To characterize the microfluidic pumping capabilities of the artificial cilia, we incorporate the cilia inside a PDMS microchannel loop and analyze the flow in produces. We vary important parameters such as the cilia width, spacing, number of rows and channel dimensions and establish its influence on the pumping efficiency. We observe low pumping rates at very high and very low operating frequencies, and establish an optimum operating frequency for maximized pumping efficiency.
Further, we demonstrate the use of such cilia for microfluidic mixing. For this, we use a PDMS Y-channel with cilia on its bottom wall. Two fluids dyed with different fluorescent colors are introduced into the two inlet channels. And the ability of the cilia to mix the two streams of fluid is characterized by imaging the fluorescent intensity of the fluid stream downstream from the cilia. Again, we show the dependence of mixing efficiency on several parameters of the system.
We also demonstrate particle capture with these artificial cilia.

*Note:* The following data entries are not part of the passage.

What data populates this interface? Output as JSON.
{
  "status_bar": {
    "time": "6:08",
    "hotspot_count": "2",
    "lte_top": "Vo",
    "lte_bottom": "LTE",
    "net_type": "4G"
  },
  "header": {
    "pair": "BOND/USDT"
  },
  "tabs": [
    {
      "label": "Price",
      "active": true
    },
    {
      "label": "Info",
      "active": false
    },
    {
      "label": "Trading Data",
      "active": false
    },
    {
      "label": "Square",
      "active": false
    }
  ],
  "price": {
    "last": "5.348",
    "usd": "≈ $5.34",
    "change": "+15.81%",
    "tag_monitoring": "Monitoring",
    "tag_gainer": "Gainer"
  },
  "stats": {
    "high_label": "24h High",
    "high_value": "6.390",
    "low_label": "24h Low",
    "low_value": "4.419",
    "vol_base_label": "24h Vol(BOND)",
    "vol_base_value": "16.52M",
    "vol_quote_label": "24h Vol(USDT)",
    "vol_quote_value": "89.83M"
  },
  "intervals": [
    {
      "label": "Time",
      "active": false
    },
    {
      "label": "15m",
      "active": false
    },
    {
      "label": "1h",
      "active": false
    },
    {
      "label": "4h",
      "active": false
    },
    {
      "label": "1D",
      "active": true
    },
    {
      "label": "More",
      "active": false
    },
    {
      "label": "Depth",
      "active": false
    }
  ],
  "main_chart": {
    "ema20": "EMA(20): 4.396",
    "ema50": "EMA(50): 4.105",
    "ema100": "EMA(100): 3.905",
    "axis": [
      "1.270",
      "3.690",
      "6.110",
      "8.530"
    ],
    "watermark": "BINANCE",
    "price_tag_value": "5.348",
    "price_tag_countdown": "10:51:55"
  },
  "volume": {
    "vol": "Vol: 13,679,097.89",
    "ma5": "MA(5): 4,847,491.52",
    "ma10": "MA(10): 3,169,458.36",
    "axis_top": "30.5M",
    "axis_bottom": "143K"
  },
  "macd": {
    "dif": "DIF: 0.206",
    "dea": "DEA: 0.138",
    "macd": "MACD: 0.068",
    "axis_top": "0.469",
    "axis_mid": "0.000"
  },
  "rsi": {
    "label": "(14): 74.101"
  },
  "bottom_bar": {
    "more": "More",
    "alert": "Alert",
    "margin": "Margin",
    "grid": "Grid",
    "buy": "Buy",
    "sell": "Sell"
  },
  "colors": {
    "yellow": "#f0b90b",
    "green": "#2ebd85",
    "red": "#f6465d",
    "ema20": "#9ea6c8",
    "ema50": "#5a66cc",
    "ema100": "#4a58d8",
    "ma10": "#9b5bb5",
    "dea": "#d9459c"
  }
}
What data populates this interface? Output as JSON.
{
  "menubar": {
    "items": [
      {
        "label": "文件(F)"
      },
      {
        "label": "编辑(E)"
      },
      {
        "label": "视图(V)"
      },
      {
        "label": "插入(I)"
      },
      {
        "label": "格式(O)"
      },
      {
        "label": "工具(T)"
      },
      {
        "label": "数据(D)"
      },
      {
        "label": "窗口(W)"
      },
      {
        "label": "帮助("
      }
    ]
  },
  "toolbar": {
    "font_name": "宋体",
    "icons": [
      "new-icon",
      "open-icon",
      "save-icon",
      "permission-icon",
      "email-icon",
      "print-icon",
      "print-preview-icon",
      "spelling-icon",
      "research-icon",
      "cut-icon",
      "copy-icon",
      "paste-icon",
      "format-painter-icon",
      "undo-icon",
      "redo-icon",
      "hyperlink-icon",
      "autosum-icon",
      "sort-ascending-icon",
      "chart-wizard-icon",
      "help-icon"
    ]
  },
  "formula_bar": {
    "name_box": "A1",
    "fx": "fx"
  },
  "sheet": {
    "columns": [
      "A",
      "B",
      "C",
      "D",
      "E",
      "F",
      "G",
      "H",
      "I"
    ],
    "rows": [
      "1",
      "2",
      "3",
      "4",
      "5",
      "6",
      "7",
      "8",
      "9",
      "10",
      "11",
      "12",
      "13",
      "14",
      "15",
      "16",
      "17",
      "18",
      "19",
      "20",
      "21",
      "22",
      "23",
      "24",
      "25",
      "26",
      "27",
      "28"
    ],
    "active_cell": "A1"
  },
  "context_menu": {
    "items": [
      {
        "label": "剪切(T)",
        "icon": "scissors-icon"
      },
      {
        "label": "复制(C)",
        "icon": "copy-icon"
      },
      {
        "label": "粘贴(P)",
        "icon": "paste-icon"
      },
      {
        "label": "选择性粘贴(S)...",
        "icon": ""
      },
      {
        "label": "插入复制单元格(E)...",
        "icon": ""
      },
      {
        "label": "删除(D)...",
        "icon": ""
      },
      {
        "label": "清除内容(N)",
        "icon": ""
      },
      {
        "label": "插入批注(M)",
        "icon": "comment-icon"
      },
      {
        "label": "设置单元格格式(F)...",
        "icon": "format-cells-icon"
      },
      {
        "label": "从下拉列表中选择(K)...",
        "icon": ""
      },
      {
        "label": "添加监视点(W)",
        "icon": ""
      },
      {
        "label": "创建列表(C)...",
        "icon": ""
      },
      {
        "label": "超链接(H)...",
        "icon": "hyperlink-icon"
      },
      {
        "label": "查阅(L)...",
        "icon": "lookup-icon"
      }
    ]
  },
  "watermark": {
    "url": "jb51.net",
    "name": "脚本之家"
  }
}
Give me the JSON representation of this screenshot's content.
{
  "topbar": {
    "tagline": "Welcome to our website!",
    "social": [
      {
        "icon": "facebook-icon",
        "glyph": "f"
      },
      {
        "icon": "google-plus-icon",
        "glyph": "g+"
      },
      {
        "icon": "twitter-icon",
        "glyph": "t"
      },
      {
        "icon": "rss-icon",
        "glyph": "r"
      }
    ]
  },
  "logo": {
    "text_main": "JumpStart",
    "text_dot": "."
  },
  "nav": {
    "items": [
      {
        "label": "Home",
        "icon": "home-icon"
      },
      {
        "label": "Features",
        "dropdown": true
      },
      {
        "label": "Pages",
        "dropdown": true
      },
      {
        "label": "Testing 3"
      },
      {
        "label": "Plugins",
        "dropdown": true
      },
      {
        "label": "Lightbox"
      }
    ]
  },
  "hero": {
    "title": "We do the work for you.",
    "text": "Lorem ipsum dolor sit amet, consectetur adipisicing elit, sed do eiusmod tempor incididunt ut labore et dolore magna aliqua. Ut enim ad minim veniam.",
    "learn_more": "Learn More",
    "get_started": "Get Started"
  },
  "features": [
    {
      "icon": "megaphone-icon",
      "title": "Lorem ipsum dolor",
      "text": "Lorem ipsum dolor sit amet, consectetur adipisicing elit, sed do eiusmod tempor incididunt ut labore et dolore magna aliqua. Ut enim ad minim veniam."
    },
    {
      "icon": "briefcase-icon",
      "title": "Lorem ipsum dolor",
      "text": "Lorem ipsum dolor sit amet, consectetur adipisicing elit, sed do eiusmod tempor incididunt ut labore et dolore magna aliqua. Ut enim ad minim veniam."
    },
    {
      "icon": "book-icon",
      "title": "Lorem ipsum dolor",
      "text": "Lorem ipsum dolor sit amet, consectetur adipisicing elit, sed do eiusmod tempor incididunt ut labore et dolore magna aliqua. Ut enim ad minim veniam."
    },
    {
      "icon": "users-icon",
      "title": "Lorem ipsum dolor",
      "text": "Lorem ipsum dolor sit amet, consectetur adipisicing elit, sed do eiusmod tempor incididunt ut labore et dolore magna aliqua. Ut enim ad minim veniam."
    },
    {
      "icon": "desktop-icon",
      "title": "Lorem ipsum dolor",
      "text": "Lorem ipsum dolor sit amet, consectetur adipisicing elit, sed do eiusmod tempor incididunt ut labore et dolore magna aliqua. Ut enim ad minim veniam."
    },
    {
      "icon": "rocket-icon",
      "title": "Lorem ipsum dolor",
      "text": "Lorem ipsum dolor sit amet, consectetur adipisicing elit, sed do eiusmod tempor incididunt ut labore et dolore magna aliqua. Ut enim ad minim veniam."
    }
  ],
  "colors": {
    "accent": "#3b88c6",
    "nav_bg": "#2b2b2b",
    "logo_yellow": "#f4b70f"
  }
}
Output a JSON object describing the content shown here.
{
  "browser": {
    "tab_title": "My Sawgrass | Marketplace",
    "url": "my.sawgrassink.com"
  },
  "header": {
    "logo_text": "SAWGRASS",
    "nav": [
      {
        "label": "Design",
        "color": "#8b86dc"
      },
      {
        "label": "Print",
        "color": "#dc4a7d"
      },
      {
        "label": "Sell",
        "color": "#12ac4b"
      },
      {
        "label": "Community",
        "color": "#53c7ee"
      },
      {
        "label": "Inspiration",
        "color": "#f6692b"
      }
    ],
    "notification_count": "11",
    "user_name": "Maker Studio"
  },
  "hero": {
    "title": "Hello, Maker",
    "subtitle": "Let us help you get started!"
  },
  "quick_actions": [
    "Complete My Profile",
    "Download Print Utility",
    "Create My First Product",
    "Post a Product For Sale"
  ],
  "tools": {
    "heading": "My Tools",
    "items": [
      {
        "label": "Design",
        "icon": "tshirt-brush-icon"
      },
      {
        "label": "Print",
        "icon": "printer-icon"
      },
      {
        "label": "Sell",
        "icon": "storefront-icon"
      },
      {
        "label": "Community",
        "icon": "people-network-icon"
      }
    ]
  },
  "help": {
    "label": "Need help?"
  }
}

To do this, we functionalize the cilia with streptavidin protein, and introduce particles coated with biotin into the microchannel. The cilia is then oscillated so as to produce mixing in the microchannel. The mixing effect increases the probability of particles coming in contact with the cilia. The biotin coated particles stick to the cilia when they come into contact. This demonstrates capture of particles in a microfluidic channel. These microfluidic functions find varied application in many lab on a chip devices where active fluid transport is needed.